=== TASK ITEM ===
The listing below must be repeated word for word, without its pictures.

********

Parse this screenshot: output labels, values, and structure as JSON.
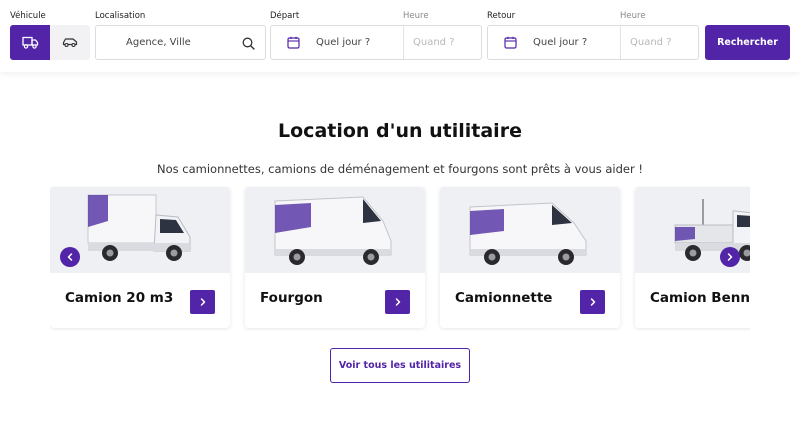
{
  "search": {
    "vehicle_label": "Véhicule",
    "location_label": "Localisation",
    "location_placeholder": "Agence, Ville",
    "departure_label": "Départ",
    "departure_time_label": "Heure",
    "departure_date_placeholder": "Quel jour ?",
    "departure_time_placeholder": "Quand ?",
    "return_label": "Retour",
    "return_time_label": "Heure",
    "return_date_placeholder": "Quel jour ?",
    "return_time_placeholder": "Quand ?",
    "search_button": "Rechercher",
    "vehicle_options": [
      {
        "icon": "truck-icon",
        "selected": true
      },
      {
        "icon": "car-icon",
        "selected": false
      }
    ]
  },
  "main": {
    "title": "Location d'un utilitaire",
    "subtitle": "Nos camionnettes, camions de déménagement et fourgons sont prêts à vous aider !",
    "cards": [
      {
        "name": "Camion 20 m3",
        "image": "box-truck"
      },
      {
        "name": "Fourgon",
        "image": "high-roof-van"
      },
      {
        "name": "Camionnette",
        "image": "van"
      },
      {
        "name": "Camion Benne",
        "image": "tipper-truck"
      }
    ],
    "view_all_button": "Voir tous les utilitaires"
  },
  "colors": {
    "accent": "#5224a8",
    "card_image_bg": "#eef0f4"
  }
}
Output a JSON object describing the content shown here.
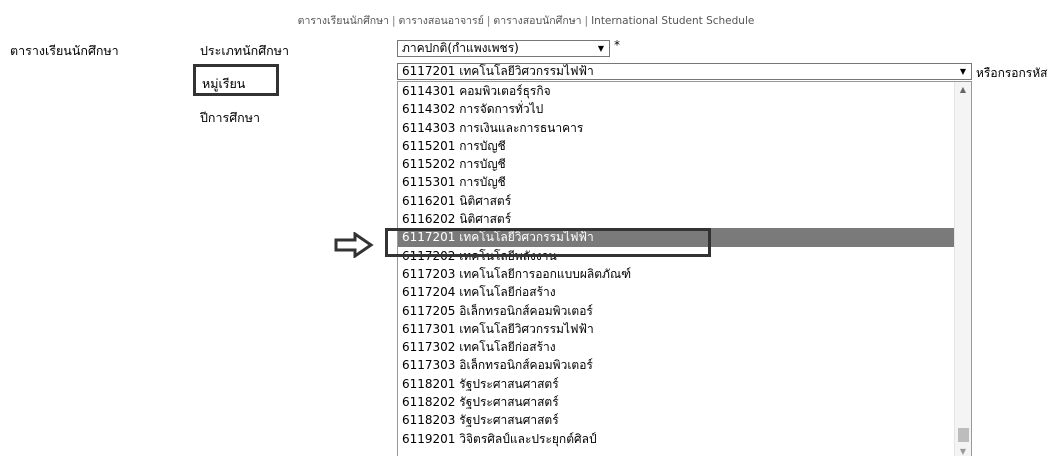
{
  "topnav": {
    "items": [
      "ตารางเรียนนักศึกษา",
      "ตารางสอนอาจารย์",
      "ตารางสอบนักศึกษา",
      "International Student Schedule"
    ],
    "separator": "|"
  },
  "page_title": "ตารางเรียนนักศึกษา",
  "form": {
    "student_type_label": "ประเภทนักศึกษา",
    "student_type_value": "ภาคปกติ(กำแพงเพชร)",
    "required_mark": "*",
    "group_label": "หมู่เรียน",
    "group_value": "6117201  เทคโนโลยีวิศวกรรมไฟฟ้า",
    "or_enter_code": "หรือกรอกรหัส",
    "year_label": "ปีการศึกษา"
  },
  "dropdown_options": [
    "6114301  คอมพิวเตอร์ธุรกิจ",
    "6114302  การจัดการทั่วไป",
    "6114303  การเงินและการธนาคาร",
    "6115201  การบัญชี",
    "6115202  การบัญชี",
    "6115301  การบัญชี",
    "6116201  นิติศาสตร์",
    "6116202  นิติศาสตร์",
    "6117201  เทคโนโลยีวิศวกรรมไฟฟ้า",
    "6117202  เทคโนโลยีพลังงาน",
    "6117203  เทคโนโลยีการออกแบบผลิตภัณฑ์",
    "6117204  เทคโนโลยีก่อสร้าง",
    "6117205  อิเล็กทรอนิกส์คอมพิวเตอร์",
    "6117301  เทคโนโลยีวิศวกรรมไฟฟ้า",
    "6117302  เทคโนโลยีก่อสร้าง",
    "6117303  อิเล็กทรอนิกส์คอมพิวเตอร์",
    "6118201  รัฐประศาสนศาสตร์",
    "6118202  รัฐประศาสนศาสตร์",
    "6118203  รัฐประศาสนศาสตร์",
    "6119201  วิจิตรศิลป์และประยุกต์ศิลป์"
  ],
  "selected_index": 8,
  "icons": {
    "pointer_arrow": "right-arrow-icon",
    "select_arrow": "▼",
    "scroll_up": "▲",
    "scroll_down": "▼"
  },
  "colors": {
    "selected_bg": "#7a7a7a",
    "highlight_border": "#333333"
  }
}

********

=== ANSWER TO THIS TASK ===
Parse this screenshot: output labels, values, and structure as JSON.
{
  "search": {
    "vehicle_label": "Véhicule",
    "location_label": "Localisation",
    "location_placeholder": "Agence, Ville",
    "departure_label": "Départ",
    "departure_time_label": "Heure",
    "departure_date_placeholder": "Quel jour ?",
    "departure_time_placeholder": "Quand ?",
    "return_label": "Retour",
    "return_time_label": "Heure",
    "return_date_placeholder": "Quel jour ?",
    "return_time_placeholder": "Quand ?",
    "search_button": "Rechercher",
    "vehicle_options": [
      {
        "icon": "truck-icon",
        "selected": true
      },
      {
        "icon": "car-icon",
        "selected": false
      }
    ]
  },
  "main": {
    "title": "Location d'un utilitaire",
    "subtitle": "Nos camionnettes, camions de déménagement et fourgons sont prêts à vous aider !",
    "cards": [
      {
        "name": "Camion 20 m3",
        "image": "box-truck"
      },
      {
        "name": "Fourgon",
        "image": "high-roof-van"
      },
      {
        "name": "Camionnette",
        "image": "van"
      },
      {
        "name": "Camion Benne",
        "image": "tipper-truck"
      }
    ],
    "view_all_button": "Voir tous les utilitaires"
  },
  "colors": {
    "accent": "#5224a8",
    "card_image_bg": "#eef0f4"
  }
}
Output a JSON object describing the content shown here.
{
  "topnav": {
    "items": [
      "ตารางเรียนนักศึกษา",
      "ตารางสอนอาจารย์",
      "ตารางสอบนักศึกษา",
      "International Student Schedule"
    ],
    "separator": "|"
  },
  "page_title": "ตารางเรียนนักศึกษา",
  "form": {
    "student_type_label": "ประเภทนักศึกษา",
    "student_type_value": "ภาคปกติ(กำแพงเพชร)",
    "required_mark": "*",
    "group_label": "หมู่เรียน",
    "group_value": "6117201  เทคโนโลยีวิศวกรรมไฟฟ้า",
    "or_enter_code": "หรือกรอกรหัส",
    "year_label": "ปีการศึกษา"
  },
  "dropdown_options": [
    "6114301  คอมพิวเตอร์ธุรกิจ",
    "6114302  การจัดการทั่วไป",
    "6114303  การเงินและการธนาคาร",
    "6115201  การบัญชี",
    "6115202  การบัญชี",
    "6115301  การบัญชี",
    "6116201  นิติศาสตร์",
    "6116202  นิติศาสตร์",
    "6117201  เทคโนโลยีวิศวกรรมไฟฟ้า",
    "6117202  เทคโนโลยีพลังงาน",
    "6117203  เทคโนโลยีการออกแบบผลิตภัณฑ์",
    "6117204  เทคโนโลยีก่อสร้าง",
    "6117205  อิเล็กทรอนิกส์คอมพิวเตอร์",
    "6117301  เทคโนโลยีวิศวกรรมไฟฟ้า",
    "6117302  เทคโนโลยีก่อสร้าง",
    "6117303  อิเล็กทรอนิกส์คอมพิวเตอร์",
    "6118201  รัฐประศาสนศาสตร์",
    "6118202  รัฐประศาสนศาสตร์",
    "6118203  รัฐประศาสนศาสตร์",
    "6119201  วิจิตรศิลป์และประยุกต์ศิลป์"
  ],
  "selected_index": 8,
  "icons": {
    "pointer_arrow": "right-arrow-icon",
    "select_arrow": "▼",
    "scroll_up": "▲",
    "scroll_down": "▼"
  },
  "colors": {
    "selected_bg": "#7a7a7a",
    "highlight_border": "#333333"
  }
}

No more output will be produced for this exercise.